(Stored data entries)

= = =

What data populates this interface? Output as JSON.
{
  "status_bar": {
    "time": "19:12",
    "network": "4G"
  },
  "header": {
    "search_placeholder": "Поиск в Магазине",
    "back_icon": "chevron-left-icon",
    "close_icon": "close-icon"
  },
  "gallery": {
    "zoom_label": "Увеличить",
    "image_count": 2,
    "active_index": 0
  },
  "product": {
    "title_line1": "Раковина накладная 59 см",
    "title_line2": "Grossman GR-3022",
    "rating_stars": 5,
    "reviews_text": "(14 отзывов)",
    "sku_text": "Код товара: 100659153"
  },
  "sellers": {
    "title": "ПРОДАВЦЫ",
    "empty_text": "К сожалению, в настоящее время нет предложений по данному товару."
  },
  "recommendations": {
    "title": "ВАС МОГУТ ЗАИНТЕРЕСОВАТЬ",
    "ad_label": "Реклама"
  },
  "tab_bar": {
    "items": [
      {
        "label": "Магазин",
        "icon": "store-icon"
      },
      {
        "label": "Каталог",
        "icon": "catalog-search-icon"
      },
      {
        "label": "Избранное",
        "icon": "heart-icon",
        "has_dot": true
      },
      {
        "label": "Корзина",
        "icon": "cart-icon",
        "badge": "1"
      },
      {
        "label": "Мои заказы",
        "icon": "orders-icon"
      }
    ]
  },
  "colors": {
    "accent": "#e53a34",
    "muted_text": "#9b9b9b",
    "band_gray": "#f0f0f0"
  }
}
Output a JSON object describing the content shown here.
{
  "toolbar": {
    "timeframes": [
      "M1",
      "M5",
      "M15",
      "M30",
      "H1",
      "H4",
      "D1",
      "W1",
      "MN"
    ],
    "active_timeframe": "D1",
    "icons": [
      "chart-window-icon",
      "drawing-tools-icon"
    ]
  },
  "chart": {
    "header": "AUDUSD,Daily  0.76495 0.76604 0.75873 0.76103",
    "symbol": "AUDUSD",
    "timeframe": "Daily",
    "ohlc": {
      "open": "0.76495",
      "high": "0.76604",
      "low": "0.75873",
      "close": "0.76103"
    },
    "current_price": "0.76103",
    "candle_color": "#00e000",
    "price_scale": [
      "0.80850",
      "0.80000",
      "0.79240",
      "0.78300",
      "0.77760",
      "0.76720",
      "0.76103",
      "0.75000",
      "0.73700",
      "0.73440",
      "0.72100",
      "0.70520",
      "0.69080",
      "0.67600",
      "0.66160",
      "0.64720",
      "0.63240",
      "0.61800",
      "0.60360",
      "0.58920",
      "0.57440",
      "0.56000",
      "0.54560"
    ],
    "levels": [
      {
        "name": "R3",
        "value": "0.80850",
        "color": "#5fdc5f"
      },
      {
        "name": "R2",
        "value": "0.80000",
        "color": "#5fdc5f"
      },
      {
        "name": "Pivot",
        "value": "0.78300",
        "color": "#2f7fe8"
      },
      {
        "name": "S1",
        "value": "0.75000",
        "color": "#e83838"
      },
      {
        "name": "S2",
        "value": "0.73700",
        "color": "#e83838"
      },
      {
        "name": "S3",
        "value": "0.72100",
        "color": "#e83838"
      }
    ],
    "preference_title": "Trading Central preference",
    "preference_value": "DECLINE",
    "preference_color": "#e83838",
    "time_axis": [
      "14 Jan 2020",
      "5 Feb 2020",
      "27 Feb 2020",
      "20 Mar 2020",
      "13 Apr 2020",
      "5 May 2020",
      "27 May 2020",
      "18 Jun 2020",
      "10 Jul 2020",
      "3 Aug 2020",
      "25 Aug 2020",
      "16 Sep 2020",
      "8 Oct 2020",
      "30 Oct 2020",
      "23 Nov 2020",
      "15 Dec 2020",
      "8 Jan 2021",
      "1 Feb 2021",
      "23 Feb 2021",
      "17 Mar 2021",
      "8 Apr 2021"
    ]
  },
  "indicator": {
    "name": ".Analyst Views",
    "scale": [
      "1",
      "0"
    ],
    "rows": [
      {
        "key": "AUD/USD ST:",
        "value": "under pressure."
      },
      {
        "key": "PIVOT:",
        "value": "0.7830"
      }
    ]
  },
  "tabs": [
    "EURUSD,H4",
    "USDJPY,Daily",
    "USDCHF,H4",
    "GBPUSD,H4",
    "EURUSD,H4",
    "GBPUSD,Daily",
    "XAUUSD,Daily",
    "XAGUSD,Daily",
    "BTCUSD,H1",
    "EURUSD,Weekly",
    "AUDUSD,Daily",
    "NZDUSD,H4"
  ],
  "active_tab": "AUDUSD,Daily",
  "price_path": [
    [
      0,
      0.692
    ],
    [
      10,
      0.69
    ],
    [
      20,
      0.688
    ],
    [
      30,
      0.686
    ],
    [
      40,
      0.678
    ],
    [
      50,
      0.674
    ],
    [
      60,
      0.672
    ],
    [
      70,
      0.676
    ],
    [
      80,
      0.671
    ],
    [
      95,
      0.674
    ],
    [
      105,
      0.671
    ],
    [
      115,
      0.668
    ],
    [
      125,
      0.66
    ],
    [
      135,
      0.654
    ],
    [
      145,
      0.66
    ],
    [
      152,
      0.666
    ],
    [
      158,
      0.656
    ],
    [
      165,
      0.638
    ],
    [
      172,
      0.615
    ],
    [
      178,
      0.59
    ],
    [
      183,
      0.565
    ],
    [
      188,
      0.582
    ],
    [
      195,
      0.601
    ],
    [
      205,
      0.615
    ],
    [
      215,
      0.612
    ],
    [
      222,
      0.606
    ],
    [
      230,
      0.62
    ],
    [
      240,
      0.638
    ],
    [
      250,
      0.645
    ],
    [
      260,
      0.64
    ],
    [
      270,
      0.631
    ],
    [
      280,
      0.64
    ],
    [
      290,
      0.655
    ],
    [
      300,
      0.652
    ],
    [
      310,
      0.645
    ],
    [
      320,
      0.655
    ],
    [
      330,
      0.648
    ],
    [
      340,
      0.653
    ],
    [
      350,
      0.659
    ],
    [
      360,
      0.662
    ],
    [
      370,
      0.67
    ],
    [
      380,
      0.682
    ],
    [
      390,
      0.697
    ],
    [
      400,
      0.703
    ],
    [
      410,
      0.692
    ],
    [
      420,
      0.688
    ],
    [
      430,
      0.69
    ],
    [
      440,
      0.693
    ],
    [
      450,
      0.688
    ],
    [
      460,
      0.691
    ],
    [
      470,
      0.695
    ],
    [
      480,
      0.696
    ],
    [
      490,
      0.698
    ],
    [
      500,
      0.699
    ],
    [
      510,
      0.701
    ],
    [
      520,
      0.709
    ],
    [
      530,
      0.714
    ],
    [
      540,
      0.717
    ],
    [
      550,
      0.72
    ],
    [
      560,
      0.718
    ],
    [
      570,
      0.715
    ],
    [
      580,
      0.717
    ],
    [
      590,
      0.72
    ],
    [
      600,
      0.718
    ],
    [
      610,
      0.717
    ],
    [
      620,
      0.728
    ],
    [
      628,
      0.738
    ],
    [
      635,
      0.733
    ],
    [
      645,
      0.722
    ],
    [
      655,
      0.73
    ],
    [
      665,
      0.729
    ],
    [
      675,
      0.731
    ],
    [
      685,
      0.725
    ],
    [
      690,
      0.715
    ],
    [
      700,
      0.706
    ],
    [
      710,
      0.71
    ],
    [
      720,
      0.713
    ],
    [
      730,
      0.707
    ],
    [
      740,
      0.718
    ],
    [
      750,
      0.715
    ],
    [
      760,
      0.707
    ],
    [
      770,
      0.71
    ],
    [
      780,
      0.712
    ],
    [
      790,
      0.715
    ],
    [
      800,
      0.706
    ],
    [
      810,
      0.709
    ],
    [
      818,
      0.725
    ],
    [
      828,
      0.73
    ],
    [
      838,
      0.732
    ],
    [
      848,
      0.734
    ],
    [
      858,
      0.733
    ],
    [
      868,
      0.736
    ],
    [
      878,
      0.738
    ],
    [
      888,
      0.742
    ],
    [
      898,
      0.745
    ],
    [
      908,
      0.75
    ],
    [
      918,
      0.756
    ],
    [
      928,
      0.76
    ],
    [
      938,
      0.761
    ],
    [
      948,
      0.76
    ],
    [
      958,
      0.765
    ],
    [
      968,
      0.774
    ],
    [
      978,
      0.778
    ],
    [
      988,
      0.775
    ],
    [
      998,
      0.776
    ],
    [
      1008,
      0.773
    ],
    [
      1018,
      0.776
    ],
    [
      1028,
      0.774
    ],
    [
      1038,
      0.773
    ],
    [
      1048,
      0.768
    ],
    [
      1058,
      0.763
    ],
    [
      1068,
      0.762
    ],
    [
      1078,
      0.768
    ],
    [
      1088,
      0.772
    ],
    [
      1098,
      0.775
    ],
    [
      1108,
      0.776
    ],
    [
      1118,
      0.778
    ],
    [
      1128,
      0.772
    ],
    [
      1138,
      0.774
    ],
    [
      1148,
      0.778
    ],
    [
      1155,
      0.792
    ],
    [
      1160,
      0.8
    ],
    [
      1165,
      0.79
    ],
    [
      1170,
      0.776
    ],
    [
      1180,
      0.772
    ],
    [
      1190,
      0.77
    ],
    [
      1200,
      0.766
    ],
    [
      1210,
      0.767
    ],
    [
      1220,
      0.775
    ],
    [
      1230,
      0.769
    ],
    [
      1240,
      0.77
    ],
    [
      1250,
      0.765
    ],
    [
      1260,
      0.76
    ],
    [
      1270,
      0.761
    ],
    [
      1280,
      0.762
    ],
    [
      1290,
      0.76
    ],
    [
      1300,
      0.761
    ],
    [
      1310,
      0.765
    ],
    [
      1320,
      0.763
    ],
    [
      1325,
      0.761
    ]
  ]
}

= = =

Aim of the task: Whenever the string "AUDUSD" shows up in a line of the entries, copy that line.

Solution:
    "header": "AUDUSD,Daily  0.76495 0.76604 0.75873 0.76103",
    "symbol": "AUDUSD",
    "AUDUSD,Daily",
  "active_tab": "AUDUSD,Daily",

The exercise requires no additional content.